pretty good (not perfect but hey it was my first time so I'll take it).
And cleaning it up afterward wasn't nearly as hard as I was afraid it
might be, even with a little bit of burn from a hot spot. But now that
it's clean, I can't wait to get it dirty again! Love your site. Thx again.
Nov 07, 2016 - John Karnes
on Amazon, search for "dutch oven foil liners" - just got back
from a trip using these and they are fantastic - a little
pricey for what they are, but you can't beat the easy cleanup.
Also eliminates any concern over the seasoning and acidic
foods.

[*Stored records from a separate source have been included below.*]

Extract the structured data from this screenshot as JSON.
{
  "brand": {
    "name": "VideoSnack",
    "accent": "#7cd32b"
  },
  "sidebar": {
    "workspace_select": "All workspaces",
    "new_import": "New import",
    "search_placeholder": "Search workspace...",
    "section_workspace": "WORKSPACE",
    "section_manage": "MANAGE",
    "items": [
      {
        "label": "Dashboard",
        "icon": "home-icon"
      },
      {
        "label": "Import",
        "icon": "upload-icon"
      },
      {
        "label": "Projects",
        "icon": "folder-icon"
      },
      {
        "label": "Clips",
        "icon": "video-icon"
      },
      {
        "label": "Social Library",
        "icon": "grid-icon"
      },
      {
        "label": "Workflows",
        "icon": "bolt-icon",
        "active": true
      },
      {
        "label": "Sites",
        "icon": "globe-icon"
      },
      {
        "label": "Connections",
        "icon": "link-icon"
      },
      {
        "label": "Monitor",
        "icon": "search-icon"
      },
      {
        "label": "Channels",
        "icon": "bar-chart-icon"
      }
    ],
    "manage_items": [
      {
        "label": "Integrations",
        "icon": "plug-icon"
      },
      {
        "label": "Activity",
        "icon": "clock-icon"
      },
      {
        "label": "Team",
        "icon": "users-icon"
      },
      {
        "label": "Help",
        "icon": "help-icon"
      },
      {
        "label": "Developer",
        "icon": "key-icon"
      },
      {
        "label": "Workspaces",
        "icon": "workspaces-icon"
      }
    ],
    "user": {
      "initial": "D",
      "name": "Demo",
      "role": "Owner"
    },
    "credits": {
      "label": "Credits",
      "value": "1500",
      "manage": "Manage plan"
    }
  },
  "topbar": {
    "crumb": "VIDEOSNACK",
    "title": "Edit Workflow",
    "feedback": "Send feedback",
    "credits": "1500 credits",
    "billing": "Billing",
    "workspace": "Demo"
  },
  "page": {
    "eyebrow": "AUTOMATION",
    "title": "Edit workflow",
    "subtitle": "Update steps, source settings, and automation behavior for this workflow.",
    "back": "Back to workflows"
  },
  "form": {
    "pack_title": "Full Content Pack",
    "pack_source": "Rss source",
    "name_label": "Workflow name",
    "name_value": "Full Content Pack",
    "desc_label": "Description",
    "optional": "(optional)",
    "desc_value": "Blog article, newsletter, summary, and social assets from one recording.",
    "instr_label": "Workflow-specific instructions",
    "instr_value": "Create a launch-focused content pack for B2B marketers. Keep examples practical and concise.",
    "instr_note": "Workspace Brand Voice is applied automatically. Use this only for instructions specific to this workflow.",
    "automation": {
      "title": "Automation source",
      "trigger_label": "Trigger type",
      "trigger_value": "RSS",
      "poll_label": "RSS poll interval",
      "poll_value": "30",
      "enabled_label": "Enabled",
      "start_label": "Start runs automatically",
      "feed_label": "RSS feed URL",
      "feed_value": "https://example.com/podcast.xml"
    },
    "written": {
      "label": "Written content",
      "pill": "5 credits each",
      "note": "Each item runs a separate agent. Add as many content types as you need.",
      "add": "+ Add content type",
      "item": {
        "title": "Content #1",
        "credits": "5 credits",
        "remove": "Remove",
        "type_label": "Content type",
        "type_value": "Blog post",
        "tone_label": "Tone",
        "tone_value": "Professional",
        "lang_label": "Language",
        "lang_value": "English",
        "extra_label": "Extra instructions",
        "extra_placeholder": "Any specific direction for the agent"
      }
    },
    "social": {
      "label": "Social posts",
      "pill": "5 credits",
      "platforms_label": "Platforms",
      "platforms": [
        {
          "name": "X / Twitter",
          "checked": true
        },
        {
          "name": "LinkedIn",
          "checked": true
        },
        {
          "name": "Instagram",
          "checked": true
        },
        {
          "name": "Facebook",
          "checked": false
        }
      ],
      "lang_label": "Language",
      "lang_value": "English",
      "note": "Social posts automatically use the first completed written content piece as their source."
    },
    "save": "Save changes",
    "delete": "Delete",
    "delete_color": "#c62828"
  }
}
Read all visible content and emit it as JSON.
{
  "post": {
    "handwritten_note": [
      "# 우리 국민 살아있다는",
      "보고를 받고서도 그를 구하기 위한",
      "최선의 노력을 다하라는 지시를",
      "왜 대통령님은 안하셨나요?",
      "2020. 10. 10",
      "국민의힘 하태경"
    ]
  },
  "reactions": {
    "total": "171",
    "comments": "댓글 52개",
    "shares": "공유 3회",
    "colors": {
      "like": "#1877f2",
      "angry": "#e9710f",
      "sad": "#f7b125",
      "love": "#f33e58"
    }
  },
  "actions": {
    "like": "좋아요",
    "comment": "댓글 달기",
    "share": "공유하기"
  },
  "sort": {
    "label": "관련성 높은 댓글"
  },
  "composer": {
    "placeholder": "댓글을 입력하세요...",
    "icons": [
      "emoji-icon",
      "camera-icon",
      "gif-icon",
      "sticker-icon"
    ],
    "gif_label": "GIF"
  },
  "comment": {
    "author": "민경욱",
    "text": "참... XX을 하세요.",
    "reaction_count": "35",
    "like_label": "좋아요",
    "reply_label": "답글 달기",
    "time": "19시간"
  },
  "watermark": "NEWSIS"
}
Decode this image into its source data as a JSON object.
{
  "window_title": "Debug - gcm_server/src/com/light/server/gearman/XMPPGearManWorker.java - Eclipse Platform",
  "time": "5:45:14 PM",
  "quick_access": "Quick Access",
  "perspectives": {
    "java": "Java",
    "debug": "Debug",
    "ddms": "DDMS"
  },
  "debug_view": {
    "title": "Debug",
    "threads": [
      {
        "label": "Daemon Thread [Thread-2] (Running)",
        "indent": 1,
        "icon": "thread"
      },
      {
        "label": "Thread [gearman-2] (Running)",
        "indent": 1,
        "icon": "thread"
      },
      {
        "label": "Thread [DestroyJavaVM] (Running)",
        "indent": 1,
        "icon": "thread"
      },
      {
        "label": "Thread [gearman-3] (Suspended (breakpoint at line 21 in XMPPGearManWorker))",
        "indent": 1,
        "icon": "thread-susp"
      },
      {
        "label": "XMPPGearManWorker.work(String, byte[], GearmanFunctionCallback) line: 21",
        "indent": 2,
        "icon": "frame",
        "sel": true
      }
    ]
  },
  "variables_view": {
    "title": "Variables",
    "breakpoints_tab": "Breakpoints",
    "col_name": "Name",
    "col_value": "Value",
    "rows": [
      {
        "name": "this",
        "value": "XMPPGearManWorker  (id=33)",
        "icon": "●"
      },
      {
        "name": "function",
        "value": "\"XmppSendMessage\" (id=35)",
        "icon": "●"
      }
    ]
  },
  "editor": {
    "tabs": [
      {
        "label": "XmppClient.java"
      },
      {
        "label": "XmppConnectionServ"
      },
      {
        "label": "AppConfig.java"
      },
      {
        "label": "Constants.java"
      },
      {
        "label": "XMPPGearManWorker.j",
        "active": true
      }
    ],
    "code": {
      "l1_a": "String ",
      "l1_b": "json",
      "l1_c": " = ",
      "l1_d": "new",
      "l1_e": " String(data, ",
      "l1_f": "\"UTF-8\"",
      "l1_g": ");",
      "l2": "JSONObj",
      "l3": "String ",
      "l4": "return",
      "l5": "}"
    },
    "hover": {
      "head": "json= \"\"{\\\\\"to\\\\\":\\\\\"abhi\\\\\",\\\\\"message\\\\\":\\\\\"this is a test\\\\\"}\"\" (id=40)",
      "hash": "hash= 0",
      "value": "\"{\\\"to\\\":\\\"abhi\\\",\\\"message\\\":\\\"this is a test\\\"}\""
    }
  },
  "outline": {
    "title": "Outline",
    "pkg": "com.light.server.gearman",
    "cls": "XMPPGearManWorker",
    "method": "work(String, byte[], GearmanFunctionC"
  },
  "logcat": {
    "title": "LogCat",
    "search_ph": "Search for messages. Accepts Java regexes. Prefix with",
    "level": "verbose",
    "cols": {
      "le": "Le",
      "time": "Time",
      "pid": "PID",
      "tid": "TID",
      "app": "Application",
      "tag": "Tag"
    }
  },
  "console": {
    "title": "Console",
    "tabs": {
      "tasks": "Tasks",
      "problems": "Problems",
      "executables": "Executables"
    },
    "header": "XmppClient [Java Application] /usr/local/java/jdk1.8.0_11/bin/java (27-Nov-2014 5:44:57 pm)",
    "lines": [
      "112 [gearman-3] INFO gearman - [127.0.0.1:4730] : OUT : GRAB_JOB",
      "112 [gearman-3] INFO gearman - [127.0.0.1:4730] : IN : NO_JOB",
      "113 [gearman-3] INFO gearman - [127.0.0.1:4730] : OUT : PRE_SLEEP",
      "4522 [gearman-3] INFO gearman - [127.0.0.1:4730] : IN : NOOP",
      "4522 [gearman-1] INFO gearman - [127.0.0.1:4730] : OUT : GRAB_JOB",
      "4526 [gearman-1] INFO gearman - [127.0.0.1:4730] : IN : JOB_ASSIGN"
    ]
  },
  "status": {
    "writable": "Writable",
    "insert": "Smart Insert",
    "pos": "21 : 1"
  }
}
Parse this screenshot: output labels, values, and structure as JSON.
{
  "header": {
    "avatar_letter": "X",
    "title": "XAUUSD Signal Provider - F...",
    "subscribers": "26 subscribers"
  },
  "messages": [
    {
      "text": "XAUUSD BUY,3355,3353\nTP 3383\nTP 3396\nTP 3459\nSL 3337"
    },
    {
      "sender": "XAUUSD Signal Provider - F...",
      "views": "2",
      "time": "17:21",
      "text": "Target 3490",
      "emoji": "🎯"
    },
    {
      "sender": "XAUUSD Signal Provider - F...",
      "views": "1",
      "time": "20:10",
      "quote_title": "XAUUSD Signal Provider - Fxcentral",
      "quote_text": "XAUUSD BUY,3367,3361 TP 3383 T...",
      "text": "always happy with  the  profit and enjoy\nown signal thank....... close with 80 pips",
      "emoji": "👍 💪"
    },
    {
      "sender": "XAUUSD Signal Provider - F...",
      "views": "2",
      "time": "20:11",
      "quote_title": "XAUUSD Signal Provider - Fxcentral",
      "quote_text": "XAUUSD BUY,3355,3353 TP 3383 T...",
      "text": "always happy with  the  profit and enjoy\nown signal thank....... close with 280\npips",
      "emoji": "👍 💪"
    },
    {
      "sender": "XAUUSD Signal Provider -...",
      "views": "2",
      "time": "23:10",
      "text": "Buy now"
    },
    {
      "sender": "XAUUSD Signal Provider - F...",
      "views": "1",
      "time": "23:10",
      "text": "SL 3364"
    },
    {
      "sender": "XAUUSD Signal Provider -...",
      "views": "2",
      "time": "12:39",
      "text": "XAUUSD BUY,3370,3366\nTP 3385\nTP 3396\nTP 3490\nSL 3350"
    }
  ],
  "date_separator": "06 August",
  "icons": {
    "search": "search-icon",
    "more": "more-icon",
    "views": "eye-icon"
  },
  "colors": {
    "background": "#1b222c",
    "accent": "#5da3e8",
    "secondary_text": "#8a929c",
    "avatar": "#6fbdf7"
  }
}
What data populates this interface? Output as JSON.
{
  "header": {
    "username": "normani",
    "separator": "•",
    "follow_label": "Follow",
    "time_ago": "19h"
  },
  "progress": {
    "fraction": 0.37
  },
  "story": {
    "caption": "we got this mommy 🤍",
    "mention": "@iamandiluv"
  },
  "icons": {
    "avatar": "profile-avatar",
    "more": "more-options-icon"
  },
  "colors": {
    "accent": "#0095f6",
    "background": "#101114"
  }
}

Obviously if you are trying to minimize trash these may
not be for you, but it is hard to beat pulling the liner out,
folding it up into something about the size of a crushed soda
can, and being completely done with cleanup...
Aug 11, 2017 - Jeremy
I left some oven bags in my anodized aluminum oven one time.
Then I put it on a fire to warm it up while I went to get
butter from the cooler. Got distracted, and by the time I
came with the butter, I had a puddle of melted oven bag in
there. Didn't stick to the anodized surface. I did clean the
surface with soap and water just to be safe and went ahead
with melting my butter. After using my 10" aluminum without
legs, I'm thinking I'll buy more aluminum ovens and grind the
legs off for use on my stove at home because the anodized
aluminum ovens are so great for cooking many different kinds
of things on or off the campfire.
Aug 21, 2017 - russ
Any seasoned cast iron pan can be washed
with soap and water. I have pans that
have been in my family for over 100
years, always washed with soap and water
as far as I know as I am assuming my
great grandmother showed my grandmother
who showed my mother who showed me.
Dried on the stove after washed and put
up dry(no water or oil).